Finally, please note that a Green Card holder who leaves the United States for one year or more needs a re-entry permit to return. Failure to obtain it before you travel abroad could result in the termination of your Lawful Permanent Resident status and your being denied re-entry upon your return.
What is “good moral character?”
It is easy to understand good moral character (GMC) in the context of criminal activities, but the concept goes far beyond that. Individuals who have committed certain crimes are presumed to have bad moral character. Most violent felonies and certain other crimes are automatically disqualifying factors for naturalization. In addition to criminal activity, there are other matters that can result in a denial of someone’s application for naturalization on the basis of bad moral character. Some common examples include failure to file or pay taxes (without an IRS-approved repayment plan) and failure to pay child-support obligations. Another common issue that can lead to a finding of bad moral character is failing to register with the Selective Service (military draft). This is somewhat unique to the United States because many countries have compulsory military service, and immigrants may not realize that they are required to register with the Selective Service when they move to the United States. In each of these instances, an applicant is required to provide documentation to overcome a finding of bad moral character.

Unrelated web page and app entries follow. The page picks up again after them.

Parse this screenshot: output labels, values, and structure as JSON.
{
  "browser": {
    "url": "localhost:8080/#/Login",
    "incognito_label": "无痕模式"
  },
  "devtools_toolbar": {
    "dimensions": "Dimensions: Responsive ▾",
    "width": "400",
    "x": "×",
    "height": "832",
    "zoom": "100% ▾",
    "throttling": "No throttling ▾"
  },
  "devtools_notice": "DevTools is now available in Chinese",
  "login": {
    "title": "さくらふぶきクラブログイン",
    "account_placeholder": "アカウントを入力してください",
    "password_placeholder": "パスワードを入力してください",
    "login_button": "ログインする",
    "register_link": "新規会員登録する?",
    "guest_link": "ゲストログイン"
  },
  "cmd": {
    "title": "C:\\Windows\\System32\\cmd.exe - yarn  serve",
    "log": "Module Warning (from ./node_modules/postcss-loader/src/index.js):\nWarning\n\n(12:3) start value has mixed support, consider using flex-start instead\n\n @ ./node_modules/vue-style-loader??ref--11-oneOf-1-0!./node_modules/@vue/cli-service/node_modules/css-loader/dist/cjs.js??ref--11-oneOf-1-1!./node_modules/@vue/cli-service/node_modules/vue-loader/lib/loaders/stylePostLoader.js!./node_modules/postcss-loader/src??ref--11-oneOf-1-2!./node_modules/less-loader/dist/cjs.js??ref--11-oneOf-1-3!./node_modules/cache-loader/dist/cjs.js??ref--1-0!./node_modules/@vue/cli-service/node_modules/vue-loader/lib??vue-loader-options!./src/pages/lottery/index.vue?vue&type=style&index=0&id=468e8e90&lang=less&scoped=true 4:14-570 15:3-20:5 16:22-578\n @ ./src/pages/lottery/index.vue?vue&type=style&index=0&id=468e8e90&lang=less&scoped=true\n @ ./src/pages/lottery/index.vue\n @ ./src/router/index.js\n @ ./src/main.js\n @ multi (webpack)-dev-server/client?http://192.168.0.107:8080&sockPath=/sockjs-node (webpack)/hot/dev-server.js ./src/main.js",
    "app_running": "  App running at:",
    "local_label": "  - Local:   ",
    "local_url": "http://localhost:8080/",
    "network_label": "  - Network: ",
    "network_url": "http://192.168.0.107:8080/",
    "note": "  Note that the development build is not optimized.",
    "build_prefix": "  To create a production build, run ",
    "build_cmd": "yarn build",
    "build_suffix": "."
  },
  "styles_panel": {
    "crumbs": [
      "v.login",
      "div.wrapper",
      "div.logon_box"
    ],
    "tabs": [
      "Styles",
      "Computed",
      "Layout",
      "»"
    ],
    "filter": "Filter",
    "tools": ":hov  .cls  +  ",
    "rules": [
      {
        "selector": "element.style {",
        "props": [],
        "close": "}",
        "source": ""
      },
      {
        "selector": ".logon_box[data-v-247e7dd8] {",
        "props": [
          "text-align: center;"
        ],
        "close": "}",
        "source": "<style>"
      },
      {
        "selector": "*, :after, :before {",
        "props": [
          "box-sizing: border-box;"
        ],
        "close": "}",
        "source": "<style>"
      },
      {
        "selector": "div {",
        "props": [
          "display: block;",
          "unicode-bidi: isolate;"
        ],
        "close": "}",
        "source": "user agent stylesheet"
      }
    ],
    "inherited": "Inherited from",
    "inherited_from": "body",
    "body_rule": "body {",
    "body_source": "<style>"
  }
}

In a prior blog entry we addressed the danger of "false claims to U.S. Citizenship" and non-citizens voting in any US election. To reiterate, a non-citizen should NOT vote in any US election - it will not only disqualify them from becoming US citizens, it can lead to deportation. If you have not already read that prior blog, I highly recommend that you read it by clicking HERE.
As you have read above, there are a number of issues that can unexpectedly create problems for Lawful Permanent Residents, or prohibit them from applying for naturalization later on. As a general rule, I would advise anyone eligible to apply for naturalization to do so when they are eligible. Exceptions to this rule are individuals who have carefully explored the issues involved and chose not to naturalize (ex. for tax reasons or due to the rules precluding dual citizenship in other countries).
If you have any questions about Lawful Permanent Residence, U.S. citizenship or other immigration issues, please do not hesitate to call our office.